> **Work instruction**: Please make sure what you return matches the listing below exactly, minus its pictures.

> **Records supplied**:

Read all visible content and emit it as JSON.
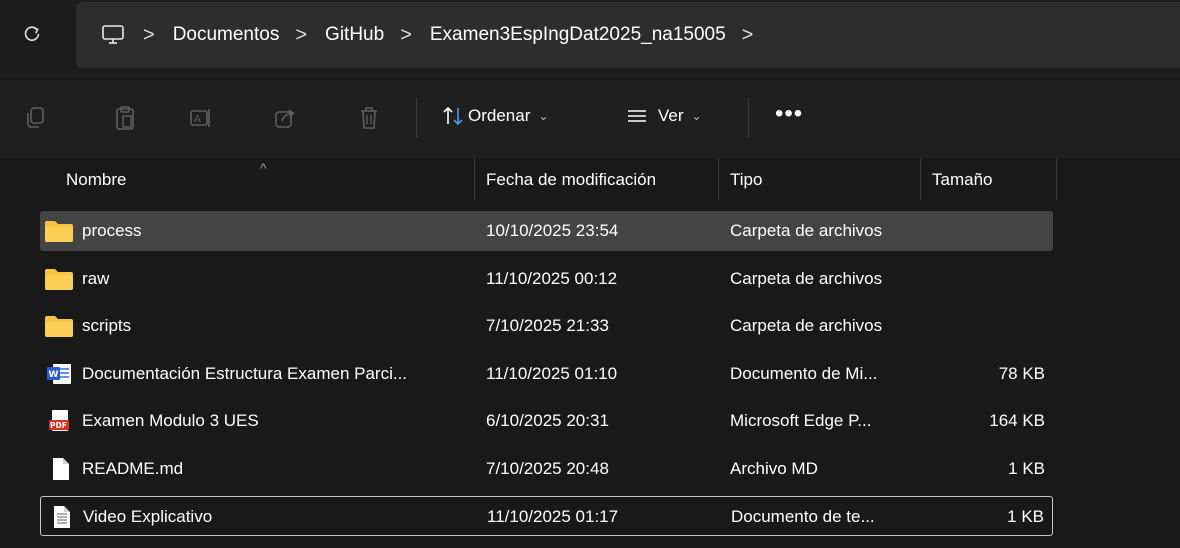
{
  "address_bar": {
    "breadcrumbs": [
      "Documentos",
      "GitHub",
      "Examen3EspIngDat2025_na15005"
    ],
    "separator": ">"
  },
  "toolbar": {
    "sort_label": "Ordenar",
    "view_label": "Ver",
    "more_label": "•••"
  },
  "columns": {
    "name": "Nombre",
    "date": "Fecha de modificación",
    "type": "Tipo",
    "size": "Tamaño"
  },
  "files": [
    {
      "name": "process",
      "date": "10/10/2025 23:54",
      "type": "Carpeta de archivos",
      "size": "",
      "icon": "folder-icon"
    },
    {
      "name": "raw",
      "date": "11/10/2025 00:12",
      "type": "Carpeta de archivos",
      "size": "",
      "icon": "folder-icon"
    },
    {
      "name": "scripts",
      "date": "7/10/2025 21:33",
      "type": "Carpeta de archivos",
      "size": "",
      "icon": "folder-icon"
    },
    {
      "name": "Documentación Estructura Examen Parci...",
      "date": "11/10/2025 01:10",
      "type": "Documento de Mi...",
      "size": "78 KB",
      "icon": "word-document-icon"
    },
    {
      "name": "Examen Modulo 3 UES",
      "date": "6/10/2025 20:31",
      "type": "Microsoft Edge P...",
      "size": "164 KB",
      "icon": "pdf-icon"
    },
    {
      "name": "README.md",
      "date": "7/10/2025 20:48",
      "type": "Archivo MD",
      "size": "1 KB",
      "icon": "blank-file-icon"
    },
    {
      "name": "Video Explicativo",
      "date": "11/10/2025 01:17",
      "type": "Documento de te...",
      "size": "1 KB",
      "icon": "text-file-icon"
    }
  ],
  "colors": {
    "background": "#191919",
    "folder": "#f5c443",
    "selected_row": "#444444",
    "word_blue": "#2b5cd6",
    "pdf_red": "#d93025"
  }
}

> **Response for this exercise**:
Read all visible content and emit it as JSON.
{
  "address_bar": {
    "breadcrumbs": [
      "Documentos",
      "GitHub",
      "Examen3EspIngDat2025_na15005"
    ],
    "separator": ">"
  },
  "toolbar": {
    "sort_label": "Ordenar",
    "view_label": "Ver",
    "more_label": "•••"
  },
  "columns": {
    "name": "Nombre",
    "date": "Fecha de modificación",
    "type": "Tipo",
    "size": "Tamaño"
  },
  "files": [
    {
      "name": "process",
      "date": "10/10/2025 23:54",
      "type": "Carpeta de archivos",
      "size": "",
      "icon": "folder-icon"
    },
    {
      "name": "raw",
      "date": "11/10/2025 00:12",
      "type": "Carpeta de archivos",
      "size": "",
      "icon": "folder-icon"
    },
    {
      "name": "scripts",
      "date": "7/10/2025 21:33",
      "type": "Carpeta de archivos",
      "size": "",
      "icon": "folder-icon"
    },
    {
      "name": "Documentación Estructura Examen Parci...",
      "date": "11/10/2025 01:10",
      "type": "Documento de Mi...",
      "size": "78 KB",
      "icon": "word-document-icon"
    },
    {
      "name": "Examen Modulo 3 UES",
      "date": "6/10/2025 20:31",
      "type": "Microsoft Edge P...",
      "size": "164 KB",
      "icon": "pdf-icon"
    },
    {
      "name": "README.md",
      "date": "7/10/2025 20:48",
      "type": "Archivo MD",
      "size": "1 KB",
      "icon": "blank-file-icon"
    },
    {
      "name": "Video Explicativo",
      "date": "11/10/2025 01:17",
      "type": "Documento de te...",
      "size": "1 KB",
      "icon": "text-file-icon"
    }
  ],
  "colors": {
    "background": "#191919",
    "folder": "#f5c443",
    "selected_row": "#444444",
    "word_blue": "#2b5cd6",
    "pdf_red": "#d93025"
  }
}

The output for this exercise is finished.